Items from a dataset:
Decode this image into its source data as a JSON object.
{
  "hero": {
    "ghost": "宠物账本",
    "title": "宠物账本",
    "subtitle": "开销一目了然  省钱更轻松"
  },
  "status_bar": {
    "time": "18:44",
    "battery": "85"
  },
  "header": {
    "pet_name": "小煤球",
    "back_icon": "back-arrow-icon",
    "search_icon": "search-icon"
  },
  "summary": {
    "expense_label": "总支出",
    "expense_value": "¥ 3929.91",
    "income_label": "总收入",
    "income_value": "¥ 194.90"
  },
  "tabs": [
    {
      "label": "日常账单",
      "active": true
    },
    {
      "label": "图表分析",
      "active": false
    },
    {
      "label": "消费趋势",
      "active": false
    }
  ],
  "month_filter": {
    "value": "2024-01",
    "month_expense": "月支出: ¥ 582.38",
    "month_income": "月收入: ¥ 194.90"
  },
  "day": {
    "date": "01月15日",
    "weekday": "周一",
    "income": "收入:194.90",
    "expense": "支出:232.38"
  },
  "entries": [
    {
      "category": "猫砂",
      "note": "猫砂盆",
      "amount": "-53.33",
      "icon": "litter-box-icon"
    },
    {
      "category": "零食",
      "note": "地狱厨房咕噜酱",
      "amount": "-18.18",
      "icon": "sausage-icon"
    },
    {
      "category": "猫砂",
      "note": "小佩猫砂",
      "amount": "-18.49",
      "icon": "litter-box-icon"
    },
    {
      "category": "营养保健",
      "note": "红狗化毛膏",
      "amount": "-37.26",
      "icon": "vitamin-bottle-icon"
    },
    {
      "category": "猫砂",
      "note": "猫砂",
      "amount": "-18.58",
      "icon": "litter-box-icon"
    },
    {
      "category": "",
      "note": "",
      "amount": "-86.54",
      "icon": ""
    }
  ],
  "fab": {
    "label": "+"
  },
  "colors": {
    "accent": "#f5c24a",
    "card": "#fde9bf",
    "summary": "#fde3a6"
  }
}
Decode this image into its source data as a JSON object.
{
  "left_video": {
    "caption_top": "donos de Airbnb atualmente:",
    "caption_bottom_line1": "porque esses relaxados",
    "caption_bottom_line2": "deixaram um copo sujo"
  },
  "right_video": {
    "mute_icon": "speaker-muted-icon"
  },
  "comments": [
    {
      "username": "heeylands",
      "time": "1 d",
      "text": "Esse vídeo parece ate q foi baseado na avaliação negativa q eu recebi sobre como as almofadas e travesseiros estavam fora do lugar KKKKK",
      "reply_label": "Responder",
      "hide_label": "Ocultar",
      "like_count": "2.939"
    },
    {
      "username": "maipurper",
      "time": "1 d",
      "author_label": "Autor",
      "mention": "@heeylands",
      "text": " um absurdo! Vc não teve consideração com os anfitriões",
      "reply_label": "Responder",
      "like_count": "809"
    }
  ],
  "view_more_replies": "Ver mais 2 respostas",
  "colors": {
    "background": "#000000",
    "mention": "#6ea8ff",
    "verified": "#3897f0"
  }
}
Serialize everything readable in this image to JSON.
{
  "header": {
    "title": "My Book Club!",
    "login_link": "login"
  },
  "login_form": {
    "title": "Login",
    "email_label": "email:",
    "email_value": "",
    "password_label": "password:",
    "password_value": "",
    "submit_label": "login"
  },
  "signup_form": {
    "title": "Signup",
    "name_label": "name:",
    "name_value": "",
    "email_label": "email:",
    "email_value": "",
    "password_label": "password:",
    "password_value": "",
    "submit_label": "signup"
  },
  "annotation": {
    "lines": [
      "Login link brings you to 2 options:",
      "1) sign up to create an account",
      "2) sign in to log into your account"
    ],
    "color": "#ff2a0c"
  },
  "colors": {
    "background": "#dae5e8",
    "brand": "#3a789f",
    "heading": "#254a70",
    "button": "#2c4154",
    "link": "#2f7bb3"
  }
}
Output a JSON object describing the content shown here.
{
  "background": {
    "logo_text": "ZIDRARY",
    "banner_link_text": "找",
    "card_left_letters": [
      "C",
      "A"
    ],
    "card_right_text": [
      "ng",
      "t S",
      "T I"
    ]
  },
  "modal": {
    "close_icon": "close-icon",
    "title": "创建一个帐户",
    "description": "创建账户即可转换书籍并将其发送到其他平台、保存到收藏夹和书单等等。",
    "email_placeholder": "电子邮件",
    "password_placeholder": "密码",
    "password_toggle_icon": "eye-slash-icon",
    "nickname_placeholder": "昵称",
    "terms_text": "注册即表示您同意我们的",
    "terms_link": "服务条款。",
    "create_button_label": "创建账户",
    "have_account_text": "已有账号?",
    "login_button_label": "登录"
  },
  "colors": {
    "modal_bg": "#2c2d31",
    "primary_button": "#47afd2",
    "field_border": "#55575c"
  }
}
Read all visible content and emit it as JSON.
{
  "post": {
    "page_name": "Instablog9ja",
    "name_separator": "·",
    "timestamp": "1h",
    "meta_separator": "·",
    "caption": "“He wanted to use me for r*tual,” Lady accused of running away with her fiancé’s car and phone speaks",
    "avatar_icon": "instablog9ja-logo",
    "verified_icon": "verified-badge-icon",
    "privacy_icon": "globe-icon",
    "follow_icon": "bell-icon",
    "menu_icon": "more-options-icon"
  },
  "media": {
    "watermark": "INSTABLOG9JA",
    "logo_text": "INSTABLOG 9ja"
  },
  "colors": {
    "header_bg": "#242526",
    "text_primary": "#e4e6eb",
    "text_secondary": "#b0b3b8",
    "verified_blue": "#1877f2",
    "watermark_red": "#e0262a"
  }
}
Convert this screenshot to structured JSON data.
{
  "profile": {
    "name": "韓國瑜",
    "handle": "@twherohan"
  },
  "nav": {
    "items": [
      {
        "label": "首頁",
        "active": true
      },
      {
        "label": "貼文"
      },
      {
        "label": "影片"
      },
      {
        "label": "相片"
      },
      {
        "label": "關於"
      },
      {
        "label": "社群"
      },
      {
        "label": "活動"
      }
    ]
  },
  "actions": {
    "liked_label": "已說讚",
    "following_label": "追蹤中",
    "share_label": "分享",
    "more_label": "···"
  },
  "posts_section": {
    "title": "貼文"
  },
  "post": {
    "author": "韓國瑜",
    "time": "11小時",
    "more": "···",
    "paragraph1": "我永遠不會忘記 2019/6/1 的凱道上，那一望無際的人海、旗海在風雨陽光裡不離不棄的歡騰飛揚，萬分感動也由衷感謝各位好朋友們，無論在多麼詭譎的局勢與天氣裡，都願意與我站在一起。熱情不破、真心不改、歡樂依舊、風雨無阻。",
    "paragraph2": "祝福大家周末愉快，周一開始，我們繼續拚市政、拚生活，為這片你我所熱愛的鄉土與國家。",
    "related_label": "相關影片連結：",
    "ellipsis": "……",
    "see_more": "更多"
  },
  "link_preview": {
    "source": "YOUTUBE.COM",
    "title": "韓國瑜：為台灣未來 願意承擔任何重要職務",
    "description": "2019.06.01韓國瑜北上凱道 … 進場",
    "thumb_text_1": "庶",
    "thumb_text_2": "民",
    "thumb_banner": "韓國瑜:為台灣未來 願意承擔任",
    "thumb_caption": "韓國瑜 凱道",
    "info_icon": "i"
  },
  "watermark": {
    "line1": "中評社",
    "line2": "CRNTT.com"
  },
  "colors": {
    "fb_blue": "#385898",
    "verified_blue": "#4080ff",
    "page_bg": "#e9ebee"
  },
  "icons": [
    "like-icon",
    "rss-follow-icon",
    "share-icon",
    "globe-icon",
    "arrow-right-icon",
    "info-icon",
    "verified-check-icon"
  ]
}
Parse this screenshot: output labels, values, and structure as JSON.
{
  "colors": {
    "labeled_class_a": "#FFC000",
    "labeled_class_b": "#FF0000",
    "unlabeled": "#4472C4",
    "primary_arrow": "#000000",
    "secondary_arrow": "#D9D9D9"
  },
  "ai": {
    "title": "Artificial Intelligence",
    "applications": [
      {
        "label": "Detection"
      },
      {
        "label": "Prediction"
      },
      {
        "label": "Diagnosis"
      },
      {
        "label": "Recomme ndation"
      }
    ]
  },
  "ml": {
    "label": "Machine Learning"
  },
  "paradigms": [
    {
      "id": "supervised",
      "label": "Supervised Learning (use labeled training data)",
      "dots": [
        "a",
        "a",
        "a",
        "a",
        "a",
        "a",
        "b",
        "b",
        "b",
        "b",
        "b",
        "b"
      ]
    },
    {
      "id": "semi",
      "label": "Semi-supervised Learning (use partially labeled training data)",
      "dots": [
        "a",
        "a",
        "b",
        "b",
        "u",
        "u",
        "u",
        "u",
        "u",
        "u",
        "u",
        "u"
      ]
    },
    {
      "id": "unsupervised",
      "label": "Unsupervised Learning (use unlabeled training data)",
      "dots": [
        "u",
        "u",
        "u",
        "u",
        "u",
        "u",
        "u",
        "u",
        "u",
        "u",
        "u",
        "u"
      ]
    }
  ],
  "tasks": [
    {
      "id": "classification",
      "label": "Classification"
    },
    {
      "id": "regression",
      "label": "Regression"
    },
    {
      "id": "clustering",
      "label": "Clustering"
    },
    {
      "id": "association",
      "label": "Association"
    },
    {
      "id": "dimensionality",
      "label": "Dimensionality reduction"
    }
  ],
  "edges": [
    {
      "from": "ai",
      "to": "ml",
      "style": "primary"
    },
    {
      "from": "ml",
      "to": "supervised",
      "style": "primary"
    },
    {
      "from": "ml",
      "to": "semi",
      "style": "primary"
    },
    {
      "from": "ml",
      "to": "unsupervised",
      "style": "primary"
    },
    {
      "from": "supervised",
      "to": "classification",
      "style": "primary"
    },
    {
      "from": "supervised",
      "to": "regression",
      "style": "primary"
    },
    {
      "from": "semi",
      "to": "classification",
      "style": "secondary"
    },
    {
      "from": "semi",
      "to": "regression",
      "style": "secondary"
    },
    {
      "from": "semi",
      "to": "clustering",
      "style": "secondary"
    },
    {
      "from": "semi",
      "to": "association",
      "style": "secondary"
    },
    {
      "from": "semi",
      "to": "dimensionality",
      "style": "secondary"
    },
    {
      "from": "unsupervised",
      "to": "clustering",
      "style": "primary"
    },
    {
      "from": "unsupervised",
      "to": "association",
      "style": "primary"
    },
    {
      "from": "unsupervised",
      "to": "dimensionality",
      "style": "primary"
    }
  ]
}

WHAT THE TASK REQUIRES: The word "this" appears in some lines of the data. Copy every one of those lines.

ANSWER BELOW:
Decode this image into its source data as a JSON object.
Decode this image into its source data as a JSON object.
Serialize everything readable in this image to JSON.
Convert this screenshot to structured JSON data.
Parse this screenshot: output labels, values, and structure as JSON.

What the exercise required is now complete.